Ronald L. Mace, to whom this book is dedicated, was born in Jersey City, NJ, but raised in Winston-Salem, NC. At the age of nine, he contracted polio; from that point forward, he used wheelchairs for mobility. Ron quickly became frustrated by the architectural, transportation, and other barriers he encountered at every turn. Rather than allowing those barriers to discourage him, he set about removing them. Step one was to become an architect. He received his architecture degree from NCSU's School of Design in 1966. He then practiced architecture for four years, at which point he received an opportunity to become involved in developing one of the nation's first state accessibility building codes. Ron leaped at the chance. The North Carolina code became effective in 1974. It soon served as a model for other states.
It also served as a model for the rest of Ron's career. Beginning with Barrier Free Environments, his design consulting firm that did work for The Kennedy Center and for the Smithsonian Institution, both in Washington, DC, and other clients, and continuing with the Center for Accessible Housing at NCSU--later renamed the Center for Universal Design--Ron provided national leadership on accessibility. He was one of the "architects" behind the Fair Housing Amendments Act of 1988 (PL 100-430) and the Americans with Disabilities Act of 1990 (PL 101-336).
In the late 1980s and through most of the 1990s, Ron tirelessly promoted these ideas. As they became better-known and more widely accepted, Ron himself and CUD became nationally prominent.

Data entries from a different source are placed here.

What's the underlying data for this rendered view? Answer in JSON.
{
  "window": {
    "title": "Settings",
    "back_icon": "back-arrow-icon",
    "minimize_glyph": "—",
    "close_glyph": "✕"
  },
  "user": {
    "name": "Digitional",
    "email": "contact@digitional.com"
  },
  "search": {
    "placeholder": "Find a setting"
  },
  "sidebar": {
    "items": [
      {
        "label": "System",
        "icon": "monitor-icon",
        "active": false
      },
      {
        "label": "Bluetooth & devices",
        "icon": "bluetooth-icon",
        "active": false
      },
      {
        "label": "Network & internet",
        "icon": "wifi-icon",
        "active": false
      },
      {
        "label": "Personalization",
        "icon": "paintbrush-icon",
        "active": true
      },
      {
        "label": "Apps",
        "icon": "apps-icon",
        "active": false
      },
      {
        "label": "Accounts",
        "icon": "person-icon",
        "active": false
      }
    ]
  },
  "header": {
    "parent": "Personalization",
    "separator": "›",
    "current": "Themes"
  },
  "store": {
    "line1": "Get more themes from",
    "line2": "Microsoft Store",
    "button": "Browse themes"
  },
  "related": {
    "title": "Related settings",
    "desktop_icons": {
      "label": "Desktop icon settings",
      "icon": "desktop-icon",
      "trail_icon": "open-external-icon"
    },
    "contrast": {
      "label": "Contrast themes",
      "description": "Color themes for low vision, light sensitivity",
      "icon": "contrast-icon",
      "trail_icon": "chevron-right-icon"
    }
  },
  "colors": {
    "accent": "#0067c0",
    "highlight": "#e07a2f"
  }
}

In his 28-year career, Ron received many awards, among them being named a Fellow of the American Institute of Architects, probably the one award that meant the most to him.
I also thank former Hofstra University associate provost Howard Negrin and provost Herman Berliner, who encouraged me to write this text; Gregg Vanderheiden, who gave me a page-by-page critique of the manuscript,